Legion is my most recent collection of poems – it was published this year, 2005. It’s divided into three sections, and the title sequence consists of voices from a fictitious war zone.
These poems ambushed me; I’m not a public poet and never have been, in fact I tend to mistrust issue-driven poetry. It often seems opportunist, not least when it has a whiff of agit-prop about it. However, the sequence was written around the time of the invasion of Iraq and images of war and suffering were everywhere. I neither willed these poems nor resisted them, but it’s clear that those images pressed in on me. I suspect that my versions of Goran Simic’s siege poems contributed to the impulse that caused me to write ‘Legion’; I ought to stress, though, that the incidents in the poems are a construct, not drawn from reality, and the sequence was always an act of the imagination. So, this poem from ‘Legion’ is called ‘Crapshoot’.
Then everything closed down, the ‘full systems malfunction’
we’d been told to expect; a blip in the light of the world
was more what it was: a trip-switch on creation.
Some took to their beds some played wild
music, as if the thing might be kept off

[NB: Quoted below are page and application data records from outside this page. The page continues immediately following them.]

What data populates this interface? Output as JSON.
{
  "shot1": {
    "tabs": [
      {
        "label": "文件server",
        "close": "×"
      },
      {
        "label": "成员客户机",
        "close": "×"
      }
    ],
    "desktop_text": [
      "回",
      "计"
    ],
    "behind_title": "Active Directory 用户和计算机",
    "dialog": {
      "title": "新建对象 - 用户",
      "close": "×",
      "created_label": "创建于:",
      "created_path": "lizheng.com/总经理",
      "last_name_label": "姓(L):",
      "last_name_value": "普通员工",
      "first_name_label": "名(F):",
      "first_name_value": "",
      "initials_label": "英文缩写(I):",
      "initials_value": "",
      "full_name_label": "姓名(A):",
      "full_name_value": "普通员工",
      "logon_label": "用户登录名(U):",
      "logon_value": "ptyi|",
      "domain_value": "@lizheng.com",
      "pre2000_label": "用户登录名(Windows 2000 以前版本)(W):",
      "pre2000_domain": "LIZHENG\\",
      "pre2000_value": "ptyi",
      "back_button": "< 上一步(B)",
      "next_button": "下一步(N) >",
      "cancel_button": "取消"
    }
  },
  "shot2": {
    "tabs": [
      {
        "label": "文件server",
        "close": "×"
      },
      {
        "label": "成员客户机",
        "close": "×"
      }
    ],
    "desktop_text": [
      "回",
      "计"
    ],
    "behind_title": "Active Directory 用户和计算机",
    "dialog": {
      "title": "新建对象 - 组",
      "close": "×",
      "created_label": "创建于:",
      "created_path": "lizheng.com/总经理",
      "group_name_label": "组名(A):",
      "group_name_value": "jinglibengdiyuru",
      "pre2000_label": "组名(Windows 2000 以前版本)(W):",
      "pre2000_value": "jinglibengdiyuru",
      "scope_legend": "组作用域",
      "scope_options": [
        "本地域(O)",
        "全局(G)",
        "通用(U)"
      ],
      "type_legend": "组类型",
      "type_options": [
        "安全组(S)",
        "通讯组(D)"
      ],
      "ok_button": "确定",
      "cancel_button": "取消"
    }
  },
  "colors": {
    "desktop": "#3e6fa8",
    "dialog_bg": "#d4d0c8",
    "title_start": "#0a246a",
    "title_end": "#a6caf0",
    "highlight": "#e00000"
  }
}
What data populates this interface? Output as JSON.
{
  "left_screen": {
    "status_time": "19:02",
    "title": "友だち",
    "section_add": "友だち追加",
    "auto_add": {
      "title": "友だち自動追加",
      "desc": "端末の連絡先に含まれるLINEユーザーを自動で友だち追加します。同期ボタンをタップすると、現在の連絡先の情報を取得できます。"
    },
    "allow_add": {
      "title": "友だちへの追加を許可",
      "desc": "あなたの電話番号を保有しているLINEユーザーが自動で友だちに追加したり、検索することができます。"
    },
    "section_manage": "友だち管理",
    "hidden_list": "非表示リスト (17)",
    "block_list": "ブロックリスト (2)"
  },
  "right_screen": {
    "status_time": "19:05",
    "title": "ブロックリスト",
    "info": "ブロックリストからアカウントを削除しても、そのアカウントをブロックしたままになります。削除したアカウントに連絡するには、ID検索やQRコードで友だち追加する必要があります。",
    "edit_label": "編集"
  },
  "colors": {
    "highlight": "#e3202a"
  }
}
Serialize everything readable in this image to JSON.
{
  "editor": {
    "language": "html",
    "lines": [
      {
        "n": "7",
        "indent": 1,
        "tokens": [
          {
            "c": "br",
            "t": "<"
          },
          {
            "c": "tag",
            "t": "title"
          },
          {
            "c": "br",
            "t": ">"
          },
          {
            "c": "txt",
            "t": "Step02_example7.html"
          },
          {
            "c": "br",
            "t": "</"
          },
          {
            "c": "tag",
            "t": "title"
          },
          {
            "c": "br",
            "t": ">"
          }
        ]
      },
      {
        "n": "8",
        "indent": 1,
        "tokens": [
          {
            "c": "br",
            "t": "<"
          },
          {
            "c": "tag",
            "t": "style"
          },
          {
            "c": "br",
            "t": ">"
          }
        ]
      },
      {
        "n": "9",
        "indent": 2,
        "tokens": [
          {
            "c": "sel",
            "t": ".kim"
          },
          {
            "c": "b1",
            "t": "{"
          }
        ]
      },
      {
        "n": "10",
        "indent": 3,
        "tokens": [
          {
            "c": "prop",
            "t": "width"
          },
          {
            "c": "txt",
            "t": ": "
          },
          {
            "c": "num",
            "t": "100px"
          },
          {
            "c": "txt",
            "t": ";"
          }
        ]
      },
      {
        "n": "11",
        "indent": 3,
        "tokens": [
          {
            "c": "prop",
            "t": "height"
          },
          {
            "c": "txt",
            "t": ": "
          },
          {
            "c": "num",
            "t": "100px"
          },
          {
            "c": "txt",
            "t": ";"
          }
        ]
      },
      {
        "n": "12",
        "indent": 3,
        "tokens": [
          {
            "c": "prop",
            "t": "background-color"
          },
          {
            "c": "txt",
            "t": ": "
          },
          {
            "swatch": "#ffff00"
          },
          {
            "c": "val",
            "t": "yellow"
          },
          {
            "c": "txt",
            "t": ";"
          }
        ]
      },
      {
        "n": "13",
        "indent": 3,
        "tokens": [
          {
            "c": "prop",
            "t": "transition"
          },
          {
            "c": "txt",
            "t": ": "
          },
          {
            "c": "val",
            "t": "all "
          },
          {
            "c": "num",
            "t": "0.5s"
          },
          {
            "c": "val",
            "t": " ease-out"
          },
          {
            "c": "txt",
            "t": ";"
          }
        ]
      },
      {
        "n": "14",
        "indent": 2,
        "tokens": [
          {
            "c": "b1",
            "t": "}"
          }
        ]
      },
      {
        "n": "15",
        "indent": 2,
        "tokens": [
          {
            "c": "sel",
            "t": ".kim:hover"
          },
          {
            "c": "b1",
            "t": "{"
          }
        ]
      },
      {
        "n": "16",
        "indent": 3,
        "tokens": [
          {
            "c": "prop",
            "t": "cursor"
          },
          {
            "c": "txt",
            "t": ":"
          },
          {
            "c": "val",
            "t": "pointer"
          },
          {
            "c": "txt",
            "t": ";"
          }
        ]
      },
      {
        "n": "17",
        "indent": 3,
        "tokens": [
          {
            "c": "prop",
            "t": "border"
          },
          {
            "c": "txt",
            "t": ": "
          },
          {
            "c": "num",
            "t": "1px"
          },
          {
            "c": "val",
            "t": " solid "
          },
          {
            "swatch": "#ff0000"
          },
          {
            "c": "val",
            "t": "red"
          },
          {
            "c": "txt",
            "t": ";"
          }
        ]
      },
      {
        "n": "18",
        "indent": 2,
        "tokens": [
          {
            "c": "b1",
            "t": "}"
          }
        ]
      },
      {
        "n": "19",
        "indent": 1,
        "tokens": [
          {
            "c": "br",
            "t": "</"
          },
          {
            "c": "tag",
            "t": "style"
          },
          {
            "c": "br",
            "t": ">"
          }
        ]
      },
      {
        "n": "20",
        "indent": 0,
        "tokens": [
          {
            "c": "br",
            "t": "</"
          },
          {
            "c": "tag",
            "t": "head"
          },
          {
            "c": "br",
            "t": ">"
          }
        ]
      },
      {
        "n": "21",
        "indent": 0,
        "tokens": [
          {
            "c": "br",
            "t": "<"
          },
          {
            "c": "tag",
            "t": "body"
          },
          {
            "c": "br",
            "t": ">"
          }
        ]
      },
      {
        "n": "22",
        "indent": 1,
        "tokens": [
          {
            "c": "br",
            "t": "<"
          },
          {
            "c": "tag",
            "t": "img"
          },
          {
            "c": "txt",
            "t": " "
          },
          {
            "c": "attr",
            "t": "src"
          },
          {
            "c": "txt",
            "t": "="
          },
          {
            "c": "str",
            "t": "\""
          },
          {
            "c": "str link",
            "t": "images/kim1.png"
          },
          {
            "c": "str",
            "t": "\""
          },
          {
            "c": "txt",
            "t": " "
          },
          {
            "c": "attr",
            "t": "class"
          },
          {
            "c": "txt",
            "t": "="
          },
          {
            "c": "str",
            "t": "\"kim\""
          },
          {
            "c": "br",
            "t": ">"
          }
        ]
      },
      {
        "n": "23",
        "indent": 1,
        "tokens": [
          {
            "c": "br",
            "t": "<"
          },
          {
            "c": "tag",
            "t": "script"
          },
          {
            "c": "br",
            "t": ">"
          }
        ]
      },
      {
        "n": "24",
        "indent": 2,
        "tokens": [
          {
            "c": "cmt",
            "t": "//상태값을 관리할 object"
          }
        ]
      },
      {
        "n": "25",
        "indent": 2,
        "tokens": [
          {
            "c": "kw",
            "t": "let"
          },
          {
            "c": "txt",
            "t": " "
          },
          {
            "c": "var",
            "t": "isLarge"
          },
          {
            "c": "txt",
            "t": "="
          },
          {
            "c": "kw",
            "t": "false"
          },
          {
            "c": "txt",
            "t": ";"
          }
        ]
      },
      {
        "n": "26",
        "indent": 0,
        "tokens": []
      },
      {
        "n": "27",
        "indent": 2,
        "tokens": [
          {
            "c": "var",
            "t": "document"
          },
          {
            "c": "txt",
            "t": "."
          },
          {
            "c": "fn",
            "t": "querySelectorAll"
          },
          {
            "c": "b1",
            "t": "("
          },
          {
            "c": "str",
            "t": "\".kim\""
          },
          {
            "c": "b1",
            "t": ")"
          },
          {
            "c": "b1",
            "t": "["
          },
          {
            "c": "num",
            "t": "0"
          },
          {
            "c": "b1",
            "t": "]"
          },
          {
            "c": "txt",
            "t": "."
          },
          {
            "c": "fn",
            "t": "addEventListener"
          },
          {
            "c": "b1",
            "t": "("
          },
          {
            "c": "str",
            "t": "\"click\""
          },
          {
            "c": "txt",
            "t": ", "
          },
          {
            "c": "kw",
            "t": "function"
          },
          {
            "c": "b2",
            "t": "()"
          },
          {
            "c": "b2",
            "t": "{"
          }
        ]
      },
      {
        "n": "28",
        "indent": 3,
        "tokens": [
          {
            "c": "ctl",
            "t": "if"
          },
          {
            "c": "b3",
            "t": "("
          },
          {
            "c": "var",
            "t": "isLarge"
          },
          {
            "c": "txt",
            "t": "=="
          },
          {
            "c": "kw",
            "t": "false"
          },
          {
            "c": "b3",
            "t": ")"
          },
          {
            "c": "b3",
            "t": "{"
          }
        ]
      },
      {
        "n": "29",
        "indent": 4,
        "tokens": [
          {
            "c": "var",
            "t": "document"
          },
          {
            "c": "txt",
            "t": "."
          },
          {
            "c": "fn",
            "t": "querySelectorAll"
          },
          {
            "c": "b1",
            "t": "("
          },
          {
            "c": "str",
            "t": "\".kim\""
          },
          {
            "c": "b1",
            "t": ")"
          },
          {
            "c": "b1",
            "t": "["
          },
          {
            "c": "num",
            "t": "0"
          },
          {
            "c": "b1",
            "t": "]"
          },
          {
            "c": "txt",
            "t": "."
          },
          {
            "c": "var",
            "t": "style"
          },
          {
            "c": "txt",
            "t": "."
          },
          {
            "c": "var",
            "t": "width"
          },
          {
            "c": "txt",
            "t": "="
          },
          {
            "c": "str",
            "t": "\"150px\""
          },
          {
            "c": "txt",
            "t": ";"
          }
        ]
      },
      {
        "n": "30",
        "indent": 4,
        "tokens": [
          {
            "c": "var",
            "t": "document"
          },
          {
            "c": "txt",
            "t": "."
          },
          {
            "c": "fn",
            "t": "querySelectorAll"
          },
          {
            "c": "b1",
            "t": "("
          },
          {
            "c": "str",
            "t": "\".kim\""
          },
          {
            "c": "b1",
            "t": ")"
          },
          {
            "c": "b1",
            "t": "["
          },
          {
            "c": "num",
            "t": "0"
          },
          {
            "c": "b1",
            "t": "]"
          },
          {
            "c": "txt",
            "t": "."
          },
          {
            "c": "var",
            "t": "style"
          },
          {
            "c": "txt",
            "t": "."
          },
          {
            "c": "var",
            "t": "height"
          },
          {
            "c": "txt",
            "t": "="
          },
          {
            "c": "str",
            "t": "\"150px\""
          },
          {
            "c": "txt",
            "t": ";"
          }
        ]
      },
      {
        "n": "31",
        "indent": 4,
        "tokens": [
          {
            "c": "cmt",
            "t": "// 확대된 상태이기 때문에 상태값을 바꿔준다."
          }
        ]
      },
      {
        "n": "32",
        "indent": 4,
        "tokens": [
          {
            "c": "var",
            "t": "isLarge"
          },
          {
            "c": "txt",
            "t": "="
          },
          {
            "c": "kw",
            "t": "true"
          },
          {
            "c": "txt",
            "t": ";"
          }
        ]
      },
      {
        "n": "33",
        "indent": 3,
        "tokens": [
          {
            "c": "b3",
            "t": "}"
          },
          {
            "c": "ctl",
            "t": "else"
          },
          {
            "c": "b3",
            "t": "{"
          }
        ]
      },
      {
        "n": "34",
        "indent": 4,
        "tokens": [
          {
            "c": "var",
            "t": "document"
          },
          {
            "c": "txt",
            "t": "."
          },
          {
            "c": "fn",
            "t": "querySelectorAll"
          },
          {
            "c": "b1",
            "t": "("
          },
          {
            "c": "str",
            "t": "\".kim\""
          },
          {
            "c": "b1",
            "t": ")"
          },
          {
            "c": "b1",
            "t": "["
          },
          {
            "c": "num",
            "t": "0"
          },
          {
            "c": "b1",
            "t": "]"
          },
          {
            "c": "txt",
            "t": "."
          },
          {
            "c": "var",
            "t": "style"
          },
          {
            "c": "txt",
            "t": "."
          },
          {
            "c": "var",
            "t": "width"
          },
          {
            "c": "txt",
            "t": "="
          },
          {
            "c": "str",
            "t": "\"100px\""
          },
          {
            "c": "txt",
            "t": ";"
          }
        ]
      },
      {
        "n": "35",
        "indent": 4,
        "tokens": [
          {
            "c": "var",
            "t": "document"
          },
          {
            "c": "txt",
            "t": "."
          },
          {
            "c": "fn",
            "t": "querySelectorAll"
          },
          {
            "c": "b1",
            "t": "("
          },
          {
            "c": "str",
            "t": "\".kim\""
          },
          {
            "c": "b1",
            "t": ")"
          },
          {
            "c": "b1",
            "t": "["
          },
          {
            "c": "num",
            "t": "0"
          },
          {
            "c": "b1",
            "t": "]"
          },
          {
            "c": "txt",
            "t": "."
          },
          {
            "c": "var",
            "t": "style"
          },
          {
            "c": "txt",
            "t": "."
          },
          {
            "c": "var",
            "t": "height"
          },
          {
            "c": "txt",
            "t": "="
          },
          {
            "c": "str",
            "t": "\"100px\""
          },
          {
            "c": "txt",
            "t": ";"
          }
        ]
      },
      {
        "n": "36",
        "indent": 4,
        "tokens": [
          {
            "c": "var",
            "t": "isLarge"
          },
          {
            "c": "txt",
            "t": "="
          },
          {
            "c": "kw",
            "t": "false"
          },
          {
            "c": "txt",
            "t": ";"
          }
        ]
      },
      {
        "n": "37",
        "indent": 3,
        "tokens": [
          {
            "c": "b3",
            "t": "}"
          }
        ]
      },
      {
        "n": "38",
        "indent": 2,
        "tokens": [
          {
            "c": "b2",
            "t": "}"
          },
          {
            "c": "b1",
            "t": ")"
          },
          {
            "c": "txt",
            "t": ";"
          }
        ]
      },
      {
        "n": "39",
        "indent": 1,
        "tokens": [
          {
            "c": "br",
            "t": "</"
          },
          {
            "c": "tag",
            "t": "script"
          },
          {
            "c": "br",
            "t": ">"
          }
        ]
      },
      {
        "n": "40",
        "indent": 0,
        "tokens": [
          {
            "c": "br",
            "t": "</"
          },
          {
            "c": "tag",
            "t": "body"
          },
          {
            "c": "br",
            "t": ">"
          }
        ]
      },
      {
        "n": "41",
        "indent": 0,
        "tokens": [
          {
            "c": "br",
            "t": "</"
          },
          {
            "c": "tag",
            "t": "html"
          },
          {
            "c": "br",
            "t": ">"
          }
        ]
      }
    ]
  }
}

by the sheer burst of it; some spiked jugs of juice
and called their children in; some yammered; some threw dice,
the bounce of the bones like a chuckle or a cough.
from Legion (Faber, 2005), © David Harsent 2005, used by permission of the author and the publisher.